Water file photo

During a Nov. 2 Davenport City Commission meeting, Commissioner Tom Fellows said the process of getting the city’s water use permit approved by Southwest Florida Water Management District staff was a two-and-a-half-year struggle.

Like many cities and areas within Central Florida, the City of Davenport has grown explosively over the past two decades.

Davenport city staff explained that, as the city’s previous water use permit was near expiration, residents were already using twice as much water as the city permit allowed.

“Every time we thought we were there, SWFWMD would come up with another requirement,” Fellows said. “It’s put Lance and his group to jump through hoops.”

Fellows was referring to Lance Littrell, a Client Services Manager for Kimley-Horn — a planning, surveying, engineering and design consulting firm. The city hired Kimley-Horn to help renew the city water use permit beginning back in June of 2018.

Littrell explained that he does not believe the SWFWMD water use permit that was recently approved will meet city demand in the near future.

“I'm not sure any of us are comfortable with the number that we ended up with from the district, as far as the amount, because the growth in Davenport is extraordinary,” Littrell said.

Davenport Vice Mayor Brynn Summerlin asked how long it would be before the city would have to go through the water use permit application process again, with Littrell explaining that it is a five year permit.

“There is a good chance that we will be looking at more water prior to five years,” Littrell said. “We got all that we can get for now. You are going to be seeing things on conservation and alternative water supply, which everyone knows we are going to have to deal with.”

Water challenges will persist

Alternative water supply refers to any source of water other than from the Upper Floridan Aquifer, which is where most Polk County residents, businesses and industry get their water now. Experts say that supply is exhausted.

This is a problem throughout Central Florida, and is even more pronounced in areas such as Four Corners because alternative water supply options are limited according to a June 2015 SWFWMD report.

In places such as Key West and Miami, where fresh water sources are also limited, salt water from the Lower Floridan Aquifer — or LFA — is used as an alternative water source. SWFWMD staff decided to try that idea in the Four Corners area.

SWFWMD owns a 130-acre parcel of land adjacent to the Lake Marion Creek Wildlife Management Area, east of Davenport, near the Kissimmee River. Experts decided to study the feasibility of building a LFA wellfield on the property back in 2003.

According to the June 2015 report, the Lower Floridan aquifer extends from 1,250 to approximately 2,587 feet under the Davenport area.

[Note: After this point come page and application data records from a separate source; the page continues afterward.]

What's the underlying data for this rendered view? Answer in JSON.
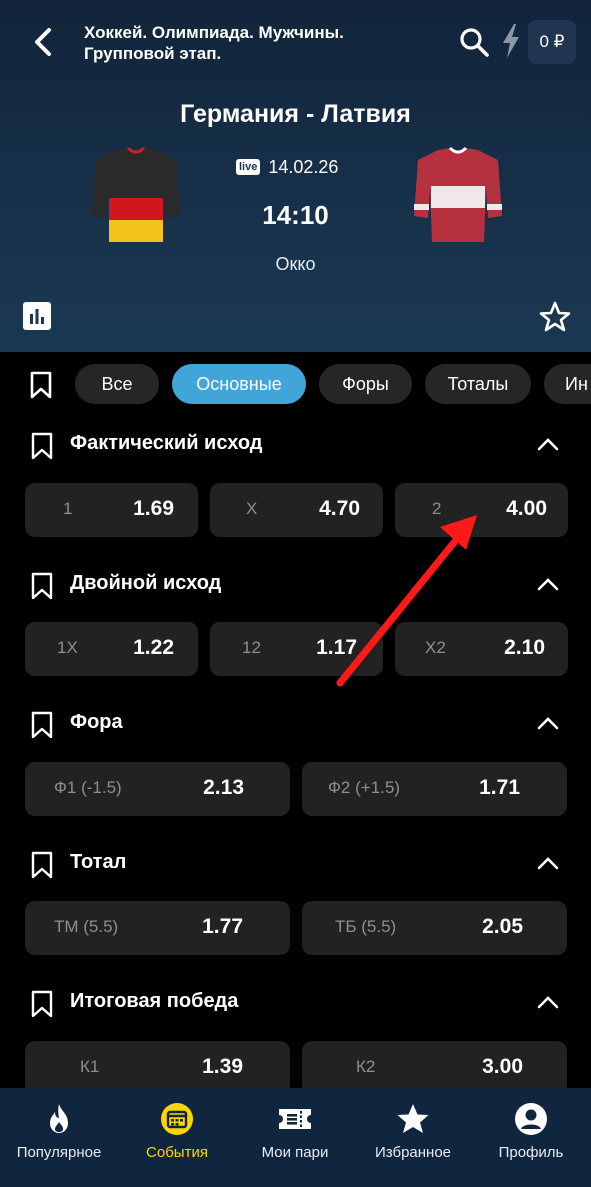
{
  "header": {
    "title": "Хоккей. Олимпиада. Мужчины. Групповой этап.",
    "balance": "0 ₽"
  },
  "match": {
    "teams": "Германия - Латвия",
    "live_badge": "live",
    "date": "14.02.26",
    "time": "14:10",
    "channel": "Окко"
  },
  "filters": [
    {
      "label": "Все",
      "active": false
    },
    {
      "label": "Основные",
      "active": true
    },
    {
      "label": "Форы",
      "active": false
    },
    {
      "label": "Тоталы",
      "active": false
    },
    {
      "label": "Ин",
      "active": false
    }
  ],
  "sections": [
    {
      "title": "Фактический исход",
      "odds": [
        {
          "label": "1",
          "value": "1.69"
        },
        {
          "label": "X",
          "value": "4.70"
        },
        {
          "label": "2",
          "value": "4.00"
        }
      ]
    },
    {
      "title": "Двойной исход",
      "odds": [
        {
          "label": "1X",
          "value": "1.22"
        },
        {
          "label": "12",
          "value": "1.17"
        },
        {
          "label": "X2",
          "value": "2.10"
        }
      ]
    },
    {
      "title": "Фора",
      "odds": [
        {
          "label": "Ф1 (-1.5)",
          "value": "2.13"
        },
        {
          "label": "Ф2 (+1.5)",
          "value": "1.71"
        }
      ]
    },
    {
      "title": "Тотал",
      "odds": [
        {
          "label": "ТМ (5.5)",
          "value": "1.77"
        },
        {
          "label": "ТБ (5.5)",
          "value": "2.05"
        }
      ]
    },
    {
      "title": "Итоговая победа",
      "odds": [
        {
          "label": "К1",
          "value": "1.39"
        },
        {
          "label": "К2",
          "value": "3.00"
        }
      ]
    }
  ],
  "nav": [
    {
      "label": "Популярное",
      "icon": "flame-icon",
      "active": false
    },
    {
      "label": "События",
      "icon": "calendar-icon",
      "active": true
    },
    {
      "label": "Мои пари",
      "icon": "ticket-icon",
      "active": false
    },
    {
      "label": "Избранное",
      "icon": "star-icon",
      "active": false
    },
    {
      "label": "Профиль",
      "icon": "profile-icon",
      "active": false
    }
  ],
  "colors": {
    "accent": "#42a5d9",
    "nav_active": "#ffd600",
    "annotation_arrow": "#ff1a1a"
  }
}
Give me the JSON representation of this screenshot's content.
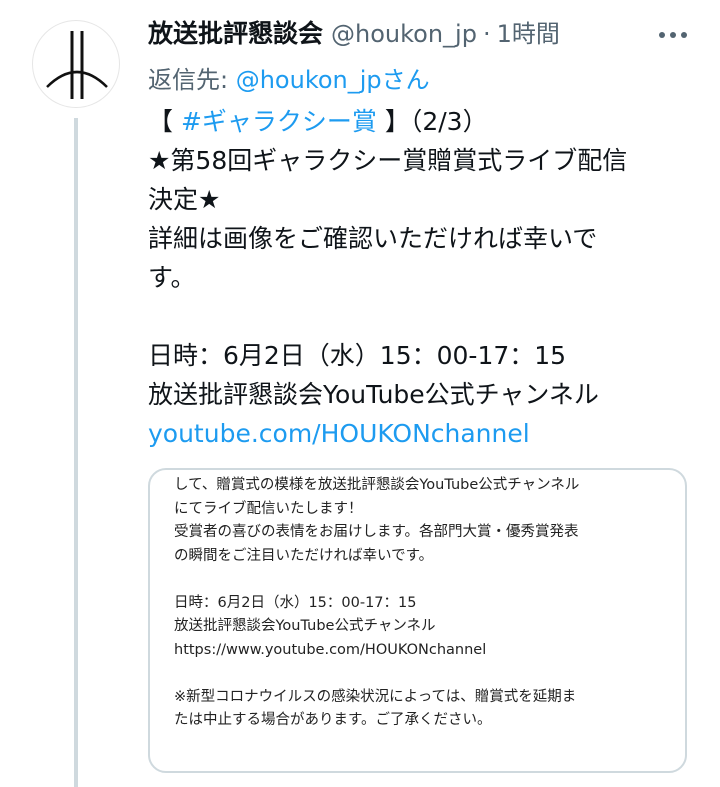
{
  "tweet": {
    "display_name": "放送批評懇談会",
    "handle": "@houkon_jp",
    "separator": "·",
    "timestamp": "1時間",
    "reply_prefix": "返信先: ",
    "reply_to": "@houkon_jp",
    "reply_suffix": "さん",
    "body": {
      "bracket_open": "【 ",
      "hashtag": "#ギャラクシー賞",
      "bracket_close": " 】（2/3）",
      "line2": "★第58回ギャラクシー賞贈賞式ライブ配信",
      "line3": "決定★",
      "line4": "詳細は画像をご確認いただければ幸いで",
      "line5": "す。",
      "line6": "日時：6月2日（水）15：00-17：15",
      "line7": "放送批評懇談会YouTube公式チャンネル",
      "link": "youtube.com/HOUKONchannel"
    },
    "image_card": {
      "lines": [
        "して、贈賞式の模様を放送批評懇談会YouTube公式チャンネル",
        "にてライブ配信いたします！",
        "受賞者の喜びの表情をお届けします。各部門大賞・優秀賞発表",
        "の瞬間をご注目いただければ幸いです。",
        "",
        "日時：6月2日（水）15：00-17：15",
        "放送批評懇談会YouTube公式チャンネル",
        "https://www.youtube.com/HOUKONchannel",
        "",
        "※新型コロナウイルスの感染状況によっては、贈賞式を延期ま",
        "たは中止する場合があります。ご了承ください。"
      ]
    }
  },
  "colors": {
    "accent": "#1d9bf0",
    "secondary_text": "#536471",
    "border": "#cfd9de"
  },
  "icons": {
    "more": "more-horizontal-icon",
    "avatar": "houkon-logo"
  }
}
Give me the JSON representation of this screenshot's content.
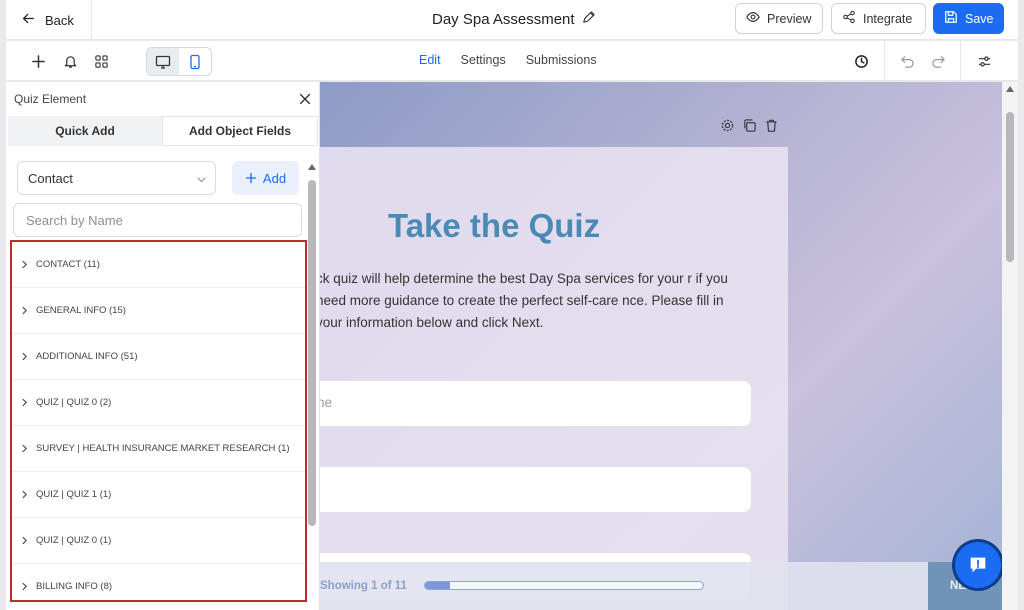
{
  "topbar": {
    "back_label": "Back",
    "title": "Day Spa Assessment",
    "preview_label": "Preview",
    "integrate_label": "Integrate",
    "save_label": "Save"
  },
  "toolbar": {
    "tabs": [
      {
        "label": "Edit",
        "active": true
      },
      {
        "label": "Settings",
        "active": false
      },
      {
        "label": "Submissions",
        "active": false
      }
    ]
  },
  "panel": {
    "title": "Quiz Element",
    "tabs": [
      "Quick Add",
      "Add Object Fields"
    ],
    "select_value": "Contact",
    "add_label": "Add",
    "search_placeholder": "Search by Name",
    "items": [
      {
        "label": "CONTACT (11)"
      },
      {
        "label": "GENERAL INFO (15)"
      },
      {
        "label": "ADDITIONAL INFO (51)"
      },
      {
        "label": "QUIZ | QUIZ 0 (2)"
      },
      {
        "label": "SURVEY | HEALTH INSURANCE MARKET RESEARCH (1)"
      },
      {
        "label": "QUIZ | QUIZ 1 (1)"
      },
      {
        "label": "QUIZ | QUIZ 0 (1)"
      },
      {
        "label": "BILLING INFO (8)"
      }
    ]
  },
  "canvas": {
    "quiz_title": "Take the Quiz",
    "quiz_text": "ck quiz will help determine the best Day Spa services for your r if you need more guidance to create the perfect self-care nce. Please fill in your information below and click Next.",
    "field_placeholder": "ne",
    "showing_text": "Showing 1 of 11",
    "progress_fraction": 0.09,
    "next_label": "NEXT"
  },
  "colors": {
    "accent": "#1b6cf2",
    "quiz_title": "#4a8ab4",
    "highlight_border": "#b52f2f"
  }
}
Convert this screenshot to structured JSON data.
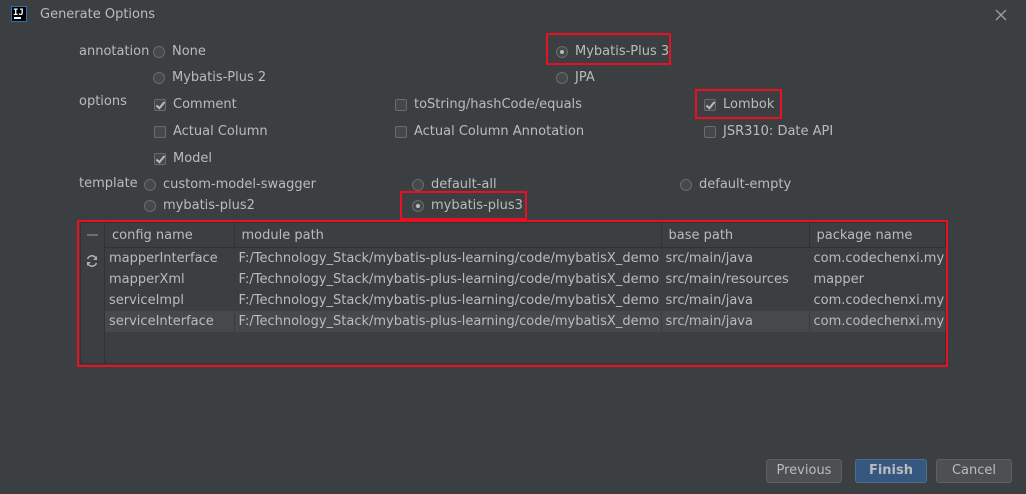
{
  "window": {
    "title": "Generate Options",
    "icon_text": "IJ"
  },
  "annotation": {
    "label": "annotation",
    "options": {
      "none": "None",
      "mybatis_plus_3": "Mybatis-Plus 3",
      "mybatis_plus_2": "Mybatis-Plus 2",
      "jpa": "JPA"
    },
    "selected": "Mybatis-Plus 3"
  },
  "options": {
    "label": "options",
    "comment": {
      "label": "Comment",
      "checked": true
    },
    "tostring": {
      "label": "toString/hashCode/equals",
      "checked": false
    },
    "lombok": {
      "label": "Lombok",
      "checked": true
    },
    "actual_column": {
      "label": "Actual Column",
      "checked": false
    },
    "actual_column_annotation": {
      "label": "Actual Column Annotation",
      "checked": false
    },
    "jsr310": {
      "label": "JSR310: Date API",
      "checked": false
    },
    "model": {
      "label": "Model",
      "checked": true
    }
  },
  "template": {
    "label": "template",
    "options": {
      "custom_model_swagger": "custom-model-swagger",
      "default_all": "default-all",
      "default_empty": "default-empty",
      "mybatis_plus2": "mybatis-plus2",
      "mybatis_plus3": "mybatis-plus3"
    },
    "selected": "mybatis-plus3"
  },
  "table": {
    "columns": {
      "config_name": "config name",
      "module_path": "module path",
      "base_path": "base path",
      "package_name": "package name"
    },
    "rows": [
      {
        "config_name": "mapperInterface",
        "module_path": "F:/Technology_Stack/mybatis-plus-learning/code/mybatisX_demo",
        "base_path": "src/main/java",
        "package_name": "com.codechenxi.mybat"
      },
      {
        "config_name": "mapperXml",
        "module_path": "F:/Technology_Stack/mybatis-plus-learning/code/mybatisX_demo",
        "base_path": "src/main/resources",
        "package_name": "mapper"
      },
      {
        "config_name": "serviceImpl",
        "module_path": "F:/Technology_Stack/mybatis-plus-learning/code/mybatisX_demo",
        "base_path": "src/main/java",
        "package_name": "com.codechenxi.mybat"
      },
      {
        "config_name": "serviceInterface",
        "module_path": "F:/Technology_Stack/mybatis-plus-learning/code/mybatisX_demo",
        "base_path": "src/main/java",
        "package_name": "com.codechenxi.mybat"
      }
    ]
  },
  "buttons": {
    "previous": "Previous",
    "finish": "Finish",
    "cancel": "Cancel"
  },
  "colors": {
    "background": "#3c3f41",
    "text": "#bbbbbb",
    "highlight": "#e81123",
    "primary_button": "#365880"
  }
}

In 2003, a well called “ROMP 74X – Davenport” reached the upper portion of the LFA, but the water there could not be feasibly treated and converted into drinking water.

“Four additional groundwater samples were collected from the Lower Floridan aquifer while core drilling between 1,427 and 2,777 feet,” the 2015 report states. “The results of the laboratory analyses showed most of the groundwater samples collected exceed the secondary drinking water standards.”

In other words, drilling deeper for water may not be a viable solution for the Four Corners area.

Beginning around 2008, experts began similar tests on an LFA wellfield near Walk-In-Water Road, east of Lake Wales. In 2017, experts started to study a LFA wellfield in Lakeland.

In 2019, proposed LFA wellfields near Lake Wales and Lakeland were determined to be feasible. The Polk Regional Water Cooperative website states the local cost share to build the two desalination — not including pipes connecting all of the county municipalities or other AWS options — would be around $320 million.

State taxpayers would be paying for the other half of the cost if the desalination plants are built as proposed. Given how the Davenport water use permit application went, one or both desalination plants will likely be built.

The $320 million must be borrowed. The PRWC has proposed to borrow $250 million from the federal government and pay the remaining amount using state revolving-fund loans and possibly even private loans.

Those living in the unincorporated Four Corners area outside any city limits in Polk County would be responsible for borrowing 7.29 percent of the local cost share, or around $23 million. Polk County Northeast Utility Service Area bills would likely increase over the next decade to offset those costs.

Davenport residents would be responsible to borrow .92 percent of the local cost share according to PRWC documents, or roughly $3.2 million.

Haines City residents would be responsible to borrow 5.14 percent of the local cost share, or more than $16 million.